It has been no secret that the COVID-19 pandemic has hit nursing homes across the country hard. According to advocates, a federal agency may partly be to blame.
Katie Smith Sloan, President & CEO of LeadingAge, has sent a letter to Vice President Mike Pence concerning FEMA’s efforts to distribute life-saving PPE to nursing homes around the country.
“I am asking you to personally investigate mounting evidence that FEMA shipments of PPE are deeply delayed, frequently stocked with useless and expired supplies, and delivered in quantities radically insufficient to help protect older Americans from the deadly coronavirus. Further, nursing homes across the country have not received clear and helpful communications about what to expect and when to expect it.”
Smith Sloan also stated her concerns involving plans to reuse PPE and that “steadily declining COVID hospitalization rates should reduce daily hospital PPE usage.”
According to NBC10 Boston, Sarah Brayton Nursing Center in Fall River received gowns that didn’t have holes for hands.
It is not just happening in Fall River, however. PPE issues are popping up all over the country.
According to Smith Sloan and LeadingAge members, the PPE problems are nationwide.
•District of Columbia: “The amount received was not a weekly supply,
o Eye protection (goggles, 41; we usually use 70 per week);
o Surgical masks (shipment was 398, we usually use 3850)
o Gloves (shipment included 1800; we go through 14,000 per week);
o Gowns (shipment included 432; we go through 1400 weekly)

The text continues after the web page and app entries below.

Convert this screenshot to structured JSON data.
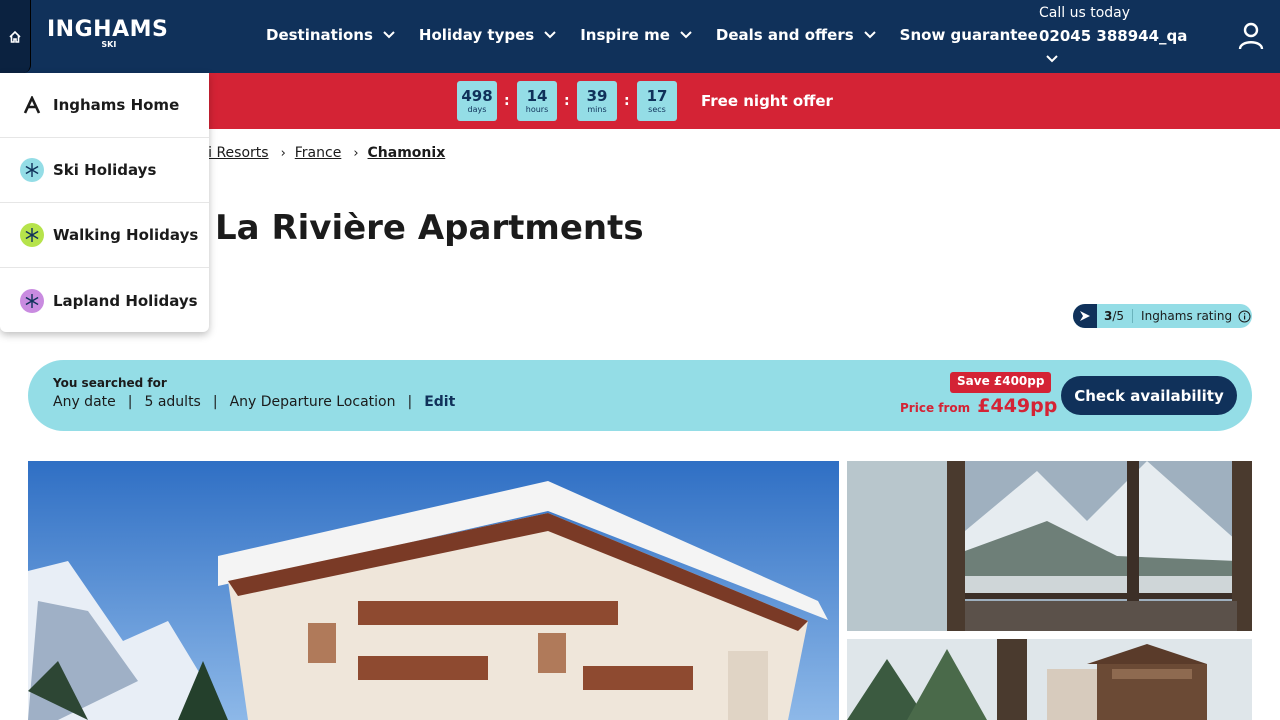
{
  "header": {
    "logo_main": "INGHAMS",
    "logo_sub": "SKI",
    "nav": [
      {
        "label": "Destinations",
        "has_dropdown": true
      },
      {
        "label": "Holiday types",
        "has_dropdown": true
      },
      {
        "label": "Inspire me",
        "has_dropdown": true
      },
      {
        "label": "Deals and offers",
        "has_dropdown": true
      },
      {
        "label": "Snow guarantee",
        "has_dropdown": false
      }
    ],
    "call_label": "Call us today",
    "call_phone": "02045 388944_qa",
    "icons": {
      "home": "home-icon",
      "user": "user-icon",
      "chevron": "chevron-down-icon"
    }
  },
  "promo": {
    "countdown": [
      {
        "value": "498",
        "unit": "days"
      },
      {
        "value": "14",
        "unit": "hours"
      },
      {
        "value": "39",
        "unit": "mins"
      },
      {
        "value": "17",
        "unit": "secs"
      }
    ],
    "separator": ":",
    "text": "Free night offer"
  },
  "breadcrumb": {
    "items": [
      "ki Resorts",
      "France",
      "Chamonix"
    ]
  },
  "page_title": "La Rivière Apartments",
  "rating": {
    "score": "3",
    "out_of": "/5",
    "label": "Inghams rating"
  },
  "search_summary": {
    "title": "You searched for",
    "date": "Any date",
    "guests": "5 adults",
    "departure": "Any Departure Location",
    "edit_label": "Edit",
    "save_badge": "Save £400pp",
    "price_from_label": "Price from",
    "price": "£449pp",
    "check_button": "Check availability"
  },
  "brand_menu": {
    "items": [
      {
        "label": "Inghams Home",
        "icon": "inghams-logo-icon",
        "color": "#1b1b1b"
      },
      {
        "label": "Ski Holidays",
        "icon": "snowflake-icon",
        "color": "#94dde6"
      },
      {
        "label": "Walking Holidays",
        "icon": "snowflake-icon",
        "color": "#b6e34b"
      },
      {
        "label": "Lapland Holidays",
        "icon": "snowflake-icon",
        "color": "#c98be0"
      }
    ]
  },
  "colors": {
    "navy": "#10315a",
    "red": "#d42335",
    "aqua": "#94dde6"
  }
}
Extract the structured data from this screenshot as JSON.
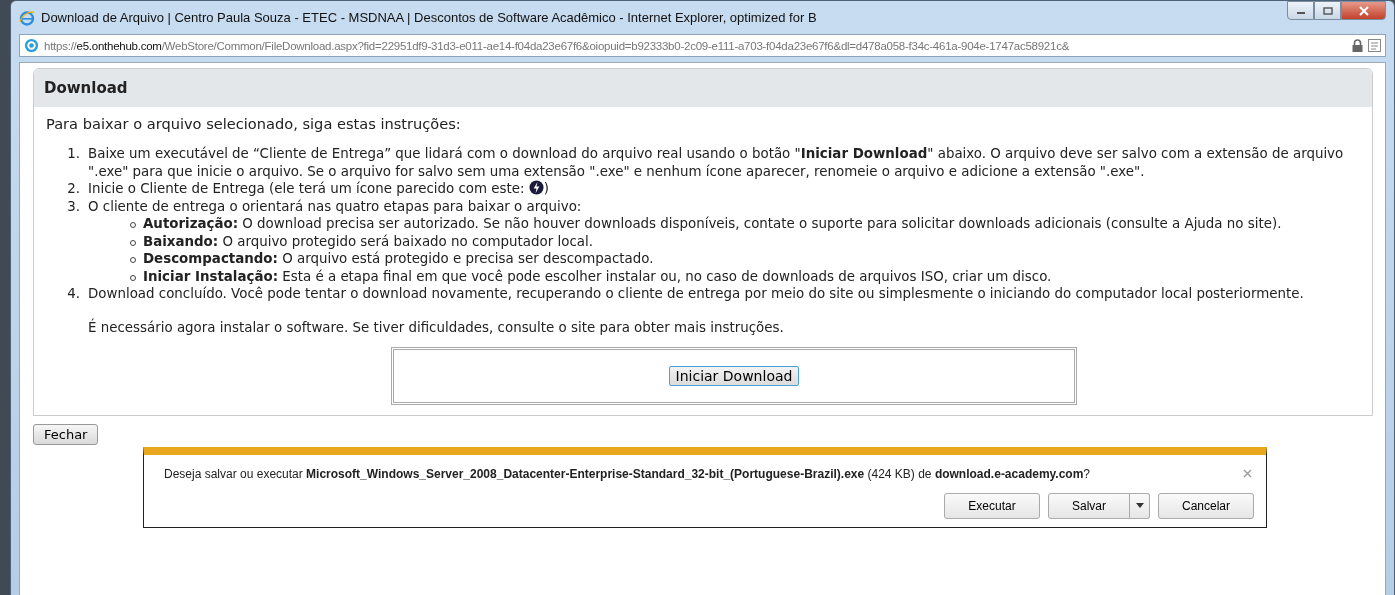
{
  "window": {
    "title": "Download de Arquivo | Centro Paula Souza - ETEC - MSDNAA | Descontos de Software Acadêmico - Internet Explorer, optimized for B"
  },
  "address_bar": {
    "scheme": "https://",
    "host": "e5.onthehub.com",
    "path": "/WebStore/Common/FileDownload.aspx?fid=22951df9-31d3-e011-ae14-f04da23e67f6&oiopuid=b92333b0-2c09-e111-a703-f04da23e67f6&dl=d478a058-f34c-461a-904e-1747ac58921c&"
  },
  "panel": {
    "title": "Download",
    "intro": "Para baixar o arquivo selecionado, siga estas instruções:",
    "steps": [
      {
        "number": "1.",
        "text": "Baixe um executável de “Cliente de Entrega” que lidará com o download do arquivo real usando o botão \"**Iniciar Download**\" abaixo. O arquivo deve ser salvo com a extensão de arquivo \".exe\" para que inicie o arquivo. Se o arquivo for salvo sem uma extensão \".exe\" e nenhum ícone aparecer, renomeie o arquivo e adicione a extensão \".exe\"."
      },
      {
        "number": "2.",
        "text": "Inicie o Cliente de Entrega (ele terá um ícone parecido com este: ",
        "text_after": ")"
      },
      {
        "number": "3.",
        "text": "O cliente de entrega o orientará nas quatro etapas para baixar o arquivo:",
        "substeps": [
          "**Autorização:** O download precisa ser autorizado. Se não houver downloads disponíveis, contate o suporte para solicitar downloads adicionais (consulte a Ajuda no site).",
          "**Baixando:** O arquivo protegido será baixado no computador local.",
          "**Descompactando:** O arquivo está protegido e precisa ser descompactado.",
          "**Iniciar Instalação:** Esta é a etapa final em que você pode escolher instalar ou, no caso de downloads de arquivos ISO, criar um disco."
        ]
      },
      {
        "number": "4.",
        "text": "Download concluído. Você pode tentar o download novamente, recuperando o cliente de entrega por meio do site ou simplesmente o iniciando do computador local posteriormente."
      }
    ],
    "note": "É necessário agora instalar o software. Se tiver dificuldades, consulte o site para obter mais instruções.",
    "start_button": "Iniciar Download"
  },
  "close_button": "Fechar",
  "download_bar": {
    "message": "Deseja salvar ou executar **Microsoft_Windows_Server_2008_Datacenter-Enterprise-Standard_32-bit_(Portuguese-Brazil).exe** (424 KB) de **download.e-academy.com**?",
    "buttons": [
      {
        "label": "Executar",
        "kind": "plain"
      },
      {
        "label": "Salvar",
        "kind": "split"
      },
      {
        "label": "Cancelar",
        "kind": "plain"
      }
    ]
  }
}
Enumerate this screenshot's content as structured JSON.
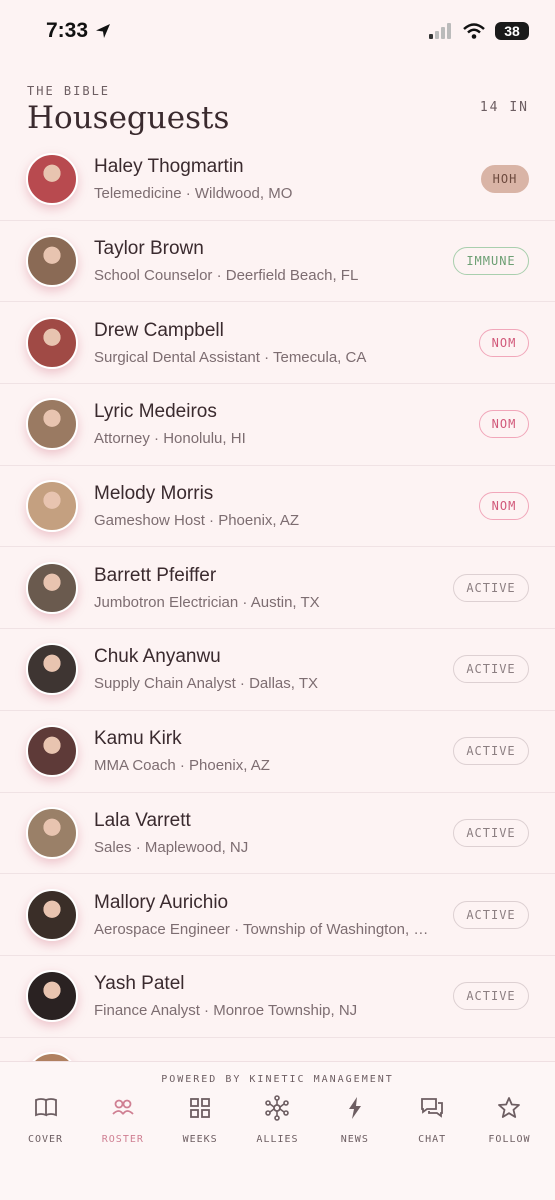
{
  "status_bar": {
    "time": "7:33",
    "battery": "38"
  },
  "header": {
    "kicker": "THE BIBLE",
    "title": "Houseguests",
    "count": "14 IN"
  },
  "colors": {
    "accent": "#cf7f92",
    "background": "#fdf3f3",
    "hoh": "#d9b4a6",
    "immune": "#6d9f74",
    "nom": "#d1597a"
  },
  "houseguests": [
    {
      "name": "Haley Thogmartin",
      "detail": "Telemedicine · Wildwood, MO",
      "status": "HOH",
      "status_type": "hoh"
    },
    {
      "name": "Taylor Brown",
      "detail": "School Counselor · Deerfield Beach, FL",
      "status": "IMMUNE",
      "status_type": "immune"
    },
    {
      "name": "Drew Campbell",
      "detail": "Surgical Dental Assistant · Temecula, CA",
      "status": "NOM",
      "status_type": "nom"
    },
    {
      "name": "Lyric Medeiros",
      "detail": "Attorney · Honolulu, HI",
      "status": "NOM",
      "status_type": "nom"
    },
    {
      "name": "Melody Morris",
      "detail": "Gameshow Host · Phoenix, AZ",
      "status": "NOM",
      "status_type": "nom"
    },
    {
      "name": "Barrett Pfeiffer",
      "detail": "Jumbotron Electrician · Austin, TX",
      "status": "ACTIVE",
      "status_type": "active"
    },
    {
      "name": "Chuk Anyanwu",
      "detail": "Supply Chain Analyst · Dallas, TX",
      "status": "ACTIVE",
      "status_type": "active"
    },
    {
      "name": "Kamu Kirk",
      "detail": "MMA Coach · Phoenix, AZ",
      "status": "ACTIVE",
      "status_type": "active"
    },
    {
      "name": "Lala Varrett",
      "detail": "Sales · Maplewood, NJ",
      "status": "ACTIVE",
      "status_type": "active"
    },
    {
      "name": "Mallory Aurichio",
      "detail": "Aerospace Engineer · Township of Washington, …",
      "status": "ACTIVE",
      "status_type": "active"
    },
    {
      "name": "Yash Patel",
      "detail": "Finance Analyst · Monroe Township, NJ",
      "status": "ACTIVE",
      "status_type": "active"
    },
    {
      "name": "",
      "detail": "",
      "status": "",
      "status_type": "partial"
    }
  ],
  "footer": {
    "powered_by": "POWERED BY KINETIC MANAGEMENT",
    "tabs": [
      {
        "label": "COVER",
        "icon": "book-icon",
        "active": false
      },
      {
        "label": "ROSTER",
        "icon": "people-icon",
        "active": true
      },
      {
        "label": "WEEKS",
        "icon": "grid-icon",
        "active": false
      },
      {
        "label": "ALLIES",
        "icon": "network-icon",
        "active": false
      },
      {
        "label": "NEWS",
        "icon": "bolt-icon",
        "active": false
      },
      {
        "label": "CHAT",
        "icon": "chat-icon",
        "active": false
      },
      {
        "label": "FOLLOW",
        "icon": "star-icon",
        "active": false
      }
    ]
  }
}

o There was no N95 Masks, Face Shields, Hand sanitizer or wipes received in this shipment.”
•In Iowa, a nursing home administrator “is a full-time PPE searcher; spends multiple hours a day searching for a variety of PPE.”
•Massachusetts: “resorting to Amazon for rain ponchos.”
•Kansas: “We received 1,000 cloth masks yesterday with no return address, just a Topeka, KS USPS facility. No idea where they came from. Nothing we ordered. And these masks are virtually useless. They are made of t-shirt material with non-stretchy ear loops. As CDC likes to remind us too, cloth masks are not true PPE.”
•Missouri: A nursing home, “received 500 cloth masks that they can’t use because their health system requires that staff wear Level 1 and/or Level 3 surgical masks or N95 masks according to PPE protocols.”
•Missouri: “500 cloth masks which were too small and tough to breathe through, some surgical disposable masks, some gowns, a few safety glasses, and no N95’s.”
•Minnesota: “We received a few hundred of the masks pictured below at a couple of our ND sites from FEMA. As you will see, they are made by Hanes so it is basically a mask made from men’s underwear in my opinion. It is certainly nothing our staff can use in the facility.”
•South Carolina: “Nine members have received Masks, most of which are packs of 500 cloth masks. one member received 96 masks. No other type of PPE.”
•Nebraska: “2000 white cotton masks that her staff described as tighty-whitey – uncomfortable and unusable.
•California: “We received masks that had been sitting in storage for years and are past expiration date; we got cloth masks (not PPE): we got N95 masks that were not usable because the elastic broke. So we’ve got thousands of masks that are not usable, and we have staff who are stapling elastic to the mask frames.”
•Wisconsin: “The masks shrank. They’d be OK for people with small faces, but not for anyone with a large face….We are trying to figure out a way to use them appropriately.”
•Wisconsin: “156 plastic gowns (trash bag like things, punch a hole through for heads and arms) — huge, so large that they’re not usable
Smith Sloan hopes that action by Pence will come quickly.
“It is unclear if this is a failure of leadership, logistics, communications or all three. But for older Americans, the coronavirus is still ongoing.”